My oldest daughter is her father’s child. Her son has graduated high school and is off to serve his country in the Navy as I did. He then has college and a commission awaiting him after graduation. My daughter is now an empty nester so the prospects of teaching high school US Government and American History classes until she reaches 70 and retires is archaic or let’s say passé. She has shook the sand from her sandals and is sallying forth into her own adventure and all I can say is” You Go Girl” The whole world is your Apalachicola oyster and there are so many pearls out there to be seen ,tasted, smelled, and experienced.

My daughter has been accepted to teach English at an upscale school in New Cairo, Egypt which is part of the American University there in Egypt. Her salary will increase substantially and it will be income tax free, plus all of her living expenses are included: airfare to and from Egypt and they will even fly her dog to her after she gets settled in. Her food, apartment (condo), transportation, etc. are all fully funded by her employers. She will live in a compound with other ex-patriates (British, Australian, etc.) Security is provided and you have to acclimate to their customs of course, some of which are stern.

It is an adventure! We are already talking about maybe meeting her in Israel next Easter to spend the holiday in Bethlehem. There is always Greece or Italy just across the pond. I asked her how long she would be working there. She wasn’t sure but not forever because she said she would like to see the world and with experience maybe her next job would be in China or Brazil.

I wish to quote a maxim here, “The only regrets you will have in life are the risks you never took” My daughter has given away or donated all her furniture. Made her son store all his possessions and made all the arrangements and is stepping forth boldly and I am so proud of her. Homesickness is a reality and there will be periods of longing, to see family and friends and especially her son but she will discover that you can never go back in time, time is always moving forward.

Her son will be involved with school and the military. I am sure there is a girl and children in his future plus a career and the duties of adulthood.
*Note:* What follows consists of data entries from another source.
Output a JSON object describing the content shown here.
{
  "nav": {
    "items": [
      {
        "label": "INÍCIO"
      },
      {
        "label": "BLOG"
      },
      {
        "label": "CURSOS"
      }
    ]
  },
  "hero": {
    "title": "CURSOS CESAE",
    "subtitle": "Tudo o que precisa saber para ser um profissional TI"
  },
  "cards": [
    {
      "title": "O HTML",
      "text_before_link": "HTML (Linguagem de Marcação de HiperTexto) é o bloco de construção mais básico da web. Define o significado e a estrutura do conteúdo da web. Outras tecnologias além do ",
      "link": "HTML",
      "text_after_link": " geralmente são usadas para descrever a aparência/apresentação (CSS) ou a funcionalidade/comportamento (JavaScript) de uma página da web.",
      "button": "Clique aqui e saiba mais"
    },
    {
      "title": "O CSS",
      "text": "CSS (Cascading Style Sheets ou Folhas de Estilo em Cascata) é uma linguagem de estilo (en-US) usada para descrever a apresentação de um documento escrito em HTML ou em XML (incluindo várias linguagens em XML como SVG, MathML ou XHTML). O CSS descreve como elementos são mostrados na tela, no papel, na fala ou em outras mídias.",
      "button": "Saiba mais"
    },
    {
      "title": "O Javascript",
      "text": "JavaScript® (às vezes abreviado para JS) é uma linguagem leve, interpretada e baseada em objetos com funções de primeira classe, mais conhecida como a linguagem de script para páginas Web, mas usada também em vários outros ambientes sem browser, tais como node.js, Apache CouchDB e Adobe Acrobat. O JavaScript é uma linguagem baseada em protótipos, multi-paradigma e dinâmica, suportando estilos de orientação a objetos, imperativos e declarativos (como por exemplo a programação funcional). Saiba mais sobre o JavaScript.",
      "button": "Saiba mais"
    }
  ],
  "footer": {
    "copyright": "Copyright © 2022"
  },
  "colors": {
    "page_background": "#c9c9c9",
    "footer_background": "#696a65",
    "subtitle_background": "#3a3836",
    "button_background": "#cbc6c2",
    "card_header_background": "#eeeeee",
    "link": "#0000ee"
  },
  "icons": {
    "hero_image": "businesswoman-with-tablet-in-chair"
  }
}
People grow older and some of them you will never see again. Homecomings are beautiful and farewells mistily sad but the adventures you relate, the new foods you have eaten and the faraway places pretty much fill the void. My daughter is very congenial and makes friends easily and she maintains those friendships for eternity it seems. I have no doubt as to her confidence in herself and her ability.

I have Nordic ancestry and I have always felt akin to the Vikings as they sailed into unknown seas in little more than a large row boats. They were brave and undaunted as they sought adventure, loot and trade. They were fierce warriors, even the women and not very keen on being told they couldn’t do something. Oceans, rivers, mountains, from Scandinavia to Iraq they sailed and explored the unknown. For those of us with those genes, that DNA that impels us to go and to see and seek that which we don’t know, I toast you, I celebrate you, and I envy you!

I will close with a poem as is usual. This poem is an old one that I have always liked, by James Elroy Flecker. It is a little long to put here but it is worth the read if you choose to. The following is but a fragment but the poem is beautiful. It is about the caravans on the Silk Road and the caravansaries. My daughter toured North Africa with me and would recall the Arab Bedouins where she got her hands tattooed with henna which is to outwardly expression by the Bedouin women of their devotion to God in that culture. Can you comprehend the adventure and memories of going abroad?

The Golden Road to Samarkand

Sweet to ride forth from the wells

Where shadows pass gigantic on the sand

And softly though the silence beat the bells

Along the golden road to Samarkand

We travel not for trafficking alone;

By hotter winds our fiery hearts are fanned

For lust of knowing what should not be known

We take the golden road to Samarkand

What shall we tell you? Tales, marvelous tales

Of ships and stars and isles where good men rest

Where nevermore the rose of sunset pales

And winds and shadows fall towards the west

We who with song beguile your pilgrimage

And swear that beauty lives though lilies die

We poets of the proud old lineage